economist concluding that all housing activity has posted significant
year-to-date gains and they expect continued improvement in activity in 2014,
although at a varying pace. They also
call the performance of home price measures so far in 2013 impressive.
annual increase in the CoreLogic index was 12.5 percent through October (11.0 percent
excluding distressed sales), compared with 8.5 percent and 13.3 percent for the
FHFA purchase-only and the Case-Shiller 20-city composite indices, respectively,
three economists make the following predictions for the housing market over the
prices at the national level will move higher as the months' supply measures
have remained below historical norms.

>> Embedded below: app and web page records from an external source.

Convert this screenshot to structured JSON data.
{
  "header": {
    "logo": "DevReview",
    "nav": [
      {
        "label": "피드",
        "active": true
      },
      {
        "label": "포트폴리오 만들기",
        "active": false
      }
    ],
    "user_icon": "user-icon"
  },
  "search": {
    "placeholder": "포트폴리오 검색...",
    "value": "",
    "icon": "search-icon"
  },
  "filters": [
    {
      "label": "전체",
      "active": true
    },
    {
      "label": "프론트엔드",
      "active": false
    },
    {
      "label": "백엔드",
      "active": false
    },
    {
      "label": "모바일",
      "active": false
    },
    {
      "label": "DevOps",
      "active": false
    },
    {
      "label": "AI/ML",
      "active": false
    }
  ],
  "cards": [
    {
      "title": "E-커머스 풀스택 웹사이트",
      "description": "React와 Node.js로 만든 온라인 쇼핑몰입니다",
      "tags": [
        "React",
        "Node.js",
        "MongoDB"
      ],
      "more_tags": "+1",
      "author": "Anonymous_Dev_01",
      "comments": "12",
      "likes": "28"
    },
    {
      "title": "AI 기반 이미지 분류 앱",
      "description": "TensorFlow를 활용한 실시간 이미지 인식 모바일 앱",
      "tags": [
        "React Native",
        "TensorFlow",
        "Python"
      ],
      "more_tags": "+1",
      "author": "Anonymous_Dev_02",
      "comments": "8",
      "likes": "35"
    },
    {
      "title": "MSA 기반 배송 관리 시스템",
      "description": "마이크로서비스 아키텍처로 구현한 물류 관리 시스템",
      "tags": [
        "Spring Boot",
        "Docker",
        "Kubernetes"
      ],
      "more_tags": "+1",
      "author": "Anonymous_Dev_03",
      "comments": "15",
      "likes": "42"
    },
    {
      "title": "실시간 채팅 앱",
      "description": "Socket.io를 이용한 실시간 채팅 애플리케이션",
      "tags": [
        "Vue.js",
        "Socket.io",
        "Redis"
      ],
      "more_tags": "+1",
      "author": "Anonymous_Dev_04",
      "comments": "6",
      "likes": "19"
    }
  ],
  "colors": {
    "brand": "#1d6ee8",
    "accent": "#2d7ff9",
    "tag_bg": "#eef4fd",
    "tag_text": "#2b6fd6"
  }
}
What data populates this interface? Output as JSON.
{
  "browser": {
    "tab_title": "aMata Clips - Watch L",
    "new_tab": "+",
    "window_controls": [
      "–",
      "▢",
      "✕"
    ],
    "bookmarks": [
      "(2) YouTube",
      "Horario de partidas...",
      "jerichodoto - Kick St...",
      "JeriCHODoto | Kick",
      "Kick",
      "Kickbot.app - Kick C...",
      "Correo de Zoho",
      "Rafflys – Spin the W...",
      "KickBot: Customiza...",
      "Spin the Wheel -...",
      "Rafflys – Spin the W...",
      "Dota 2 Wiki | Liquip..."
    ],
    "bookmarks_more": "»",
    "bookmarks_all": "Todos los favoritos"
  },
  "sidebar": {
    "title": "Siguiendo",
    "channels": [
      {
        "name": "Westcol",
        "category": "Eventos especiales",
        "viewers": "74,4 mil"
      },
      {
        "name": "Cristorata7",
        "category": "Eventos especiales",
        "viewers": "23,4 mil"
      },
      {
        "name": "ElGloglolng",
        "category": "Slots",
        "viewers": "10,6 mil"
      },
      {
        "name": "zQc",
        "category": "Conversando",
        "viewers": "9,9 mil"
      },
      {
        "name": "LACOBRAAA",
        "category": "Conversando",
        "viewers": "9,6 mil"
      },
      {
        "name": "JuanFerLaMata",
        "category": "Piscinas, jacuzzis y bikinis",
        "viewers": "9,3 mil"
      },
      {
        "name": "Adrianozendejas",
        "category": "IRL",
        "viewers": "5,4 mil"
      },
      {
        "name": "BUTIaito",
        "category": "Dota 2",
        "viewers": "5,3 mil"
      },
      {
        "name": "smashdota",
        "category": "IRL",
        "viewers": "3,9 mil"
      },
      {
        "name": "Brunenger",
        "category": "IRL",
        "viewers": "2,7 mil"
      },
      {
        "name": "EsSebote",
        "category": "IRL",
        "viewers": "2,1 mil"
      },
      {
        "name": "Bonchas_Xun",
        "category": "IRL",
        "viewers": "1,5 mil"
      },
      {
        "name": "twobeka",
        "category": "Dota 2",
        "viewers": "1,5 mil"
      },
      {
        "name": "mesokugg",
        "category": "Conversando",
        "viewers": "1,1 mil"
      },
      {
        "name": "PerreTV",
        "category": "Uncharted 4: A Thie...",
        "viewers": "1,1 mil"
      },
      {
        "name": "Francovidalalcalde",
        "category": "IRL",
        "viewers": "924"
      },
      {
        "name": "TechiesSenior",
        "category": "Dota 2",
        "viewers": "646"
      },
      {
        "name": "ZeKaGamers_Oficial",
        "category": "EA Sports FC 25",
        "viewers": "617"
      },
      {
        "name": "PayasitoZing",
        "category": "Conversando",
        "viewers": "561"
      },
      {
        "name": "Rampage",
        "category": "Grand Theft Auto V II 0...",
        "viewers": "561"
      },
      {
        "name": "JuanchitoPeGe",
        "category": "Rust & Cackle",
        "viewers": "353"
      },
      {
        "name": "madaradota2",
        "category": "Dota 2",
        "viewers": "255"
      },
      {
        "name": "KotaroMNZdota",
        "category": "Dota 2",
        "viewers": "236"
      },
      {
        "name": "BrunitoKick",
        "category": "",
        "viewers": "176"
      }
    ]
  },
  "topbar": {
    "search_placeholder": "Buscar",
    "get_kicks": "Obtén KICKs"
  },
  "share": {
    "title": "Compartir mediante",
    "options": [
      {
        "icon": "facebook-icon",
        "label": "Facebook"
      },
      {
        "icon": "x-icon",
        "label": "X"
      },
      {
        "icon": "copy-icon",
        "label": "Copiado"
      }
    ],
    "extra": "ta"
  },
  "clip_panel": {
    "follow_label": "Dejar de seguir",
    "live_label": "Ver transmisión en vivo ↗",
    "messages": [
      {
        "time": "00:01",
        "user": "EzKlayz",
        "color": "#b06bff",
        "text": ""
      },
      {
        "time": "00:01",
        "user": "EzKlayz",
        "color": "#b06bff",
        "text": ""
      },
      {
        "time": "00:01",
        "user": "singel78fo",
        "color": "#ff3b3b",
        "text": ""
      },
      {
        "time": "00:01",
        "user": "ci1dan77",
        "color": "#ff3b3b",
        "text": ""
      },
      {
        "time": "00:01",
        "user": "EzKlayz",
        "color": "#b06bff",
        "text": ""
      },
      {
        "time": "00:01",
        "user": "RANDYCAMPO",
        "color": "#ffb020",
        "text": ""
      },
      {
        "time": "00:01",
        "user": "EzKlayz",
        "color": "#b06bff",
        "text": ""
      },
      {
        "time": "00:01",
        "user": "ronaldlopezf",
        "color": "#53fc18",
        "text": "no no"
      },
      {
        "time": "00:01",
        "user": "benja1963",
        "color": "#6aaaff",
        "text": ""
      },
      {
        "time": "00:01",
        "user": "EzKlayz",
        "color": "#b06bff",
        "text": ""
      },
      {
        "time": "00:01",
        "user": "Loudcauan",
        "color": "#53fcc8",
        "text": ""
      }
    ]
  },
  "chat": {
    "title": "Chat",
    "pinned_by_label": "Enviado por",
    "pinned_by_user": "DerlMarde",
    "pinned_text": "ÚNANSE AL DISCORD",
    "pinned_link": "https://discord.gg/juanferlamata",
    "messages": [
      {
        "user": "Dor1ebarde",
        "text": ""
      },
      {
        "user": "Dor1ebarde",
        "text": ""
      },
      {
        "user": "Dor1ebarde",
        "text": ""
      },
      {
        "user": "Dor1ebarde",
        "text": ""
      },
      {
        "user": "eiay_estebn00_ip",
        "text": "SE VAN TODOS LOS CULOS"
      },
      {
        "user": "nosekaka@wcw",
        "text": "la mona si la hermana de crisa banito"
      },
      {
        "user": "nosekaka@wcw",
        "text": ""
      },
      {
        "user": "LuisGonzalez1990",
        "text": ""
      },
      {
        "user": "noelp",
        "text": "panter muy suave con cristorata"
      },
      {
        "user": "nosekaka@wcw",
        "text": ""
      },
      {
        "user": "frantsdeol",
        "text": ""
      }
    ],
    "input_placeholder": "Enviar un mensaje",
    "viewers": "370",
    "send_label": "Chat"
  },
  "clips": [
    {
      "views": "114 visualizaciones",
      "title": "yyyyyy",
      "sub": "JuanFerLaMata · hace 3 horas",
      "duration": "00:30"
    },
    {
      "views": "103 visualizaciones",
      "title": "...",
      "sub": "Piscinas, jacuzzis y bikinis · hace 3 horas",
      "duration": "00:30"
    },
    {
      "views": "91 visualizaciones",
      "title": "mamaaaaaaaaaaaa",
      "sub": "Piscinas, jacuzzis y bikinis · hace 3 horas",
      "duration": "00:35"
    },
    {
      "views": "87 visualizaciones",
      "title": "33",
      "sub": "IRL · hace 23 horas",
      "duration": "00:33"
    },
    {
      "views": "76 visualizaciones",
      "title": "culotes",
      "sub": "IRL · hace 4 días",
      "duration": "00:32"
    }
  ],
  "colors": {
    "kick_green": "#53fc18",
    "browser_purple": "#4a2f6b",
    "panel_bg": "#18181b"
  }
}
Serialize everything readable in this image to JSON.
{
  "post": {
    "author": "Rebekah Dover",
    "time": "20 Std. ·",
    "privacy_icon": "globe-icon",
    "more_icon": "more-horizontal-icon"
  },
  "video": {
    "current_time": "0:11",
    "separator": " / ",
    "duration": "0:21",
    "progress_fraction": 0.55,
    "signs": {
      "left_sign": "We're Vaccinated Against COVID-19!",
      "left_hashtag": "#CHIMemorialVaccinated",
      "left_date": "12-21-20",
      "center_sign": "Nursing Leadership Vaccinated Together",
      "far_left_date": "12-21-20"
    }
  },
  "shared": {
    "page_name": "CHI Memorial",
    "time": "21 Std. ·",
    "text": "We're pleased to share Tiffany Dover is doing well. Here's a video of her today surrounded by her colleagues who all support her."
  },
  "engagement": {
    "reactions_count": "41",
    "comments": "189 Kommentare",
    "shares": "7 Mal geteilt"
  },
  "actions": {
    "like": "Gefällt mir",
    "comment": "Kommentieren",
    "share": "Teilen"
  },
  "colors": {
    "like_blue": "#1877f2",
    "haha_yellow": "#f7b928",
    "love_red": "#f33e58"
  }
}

The shadow supply has been improving which will reduce downward pressure
on home prices.
prices will go up, the pace of appreciation should moderate, partially because
of declining investor, especially institutional investor, demand.
mortgage originations will decline approximately 15 percent to $1.82 trillion
this year, with the refinance share dropping 10 percentage points from an
estimated 72 percent in 2012. Total mortgage originations should drop another
28 percent in 2014 to $1.32 trillion, with the refi share declining further to
39 percent- the lowest since 2000. For mortgage debt, the latest data from the
Fed showed that total single-family mortgage debt outstanding rose 0.5 percent
annualized in the third quarter. It should post a slight drop for all of 2013 before
rising modestly in 2014-the first rise in seven years.
rates continue to be forecast as rising to 4.9 percent by the end of 2014.
as a share of mortgage originations will decline below 50 percent this quarter,
signaling that the market has finally switched from a refi to a purchase market.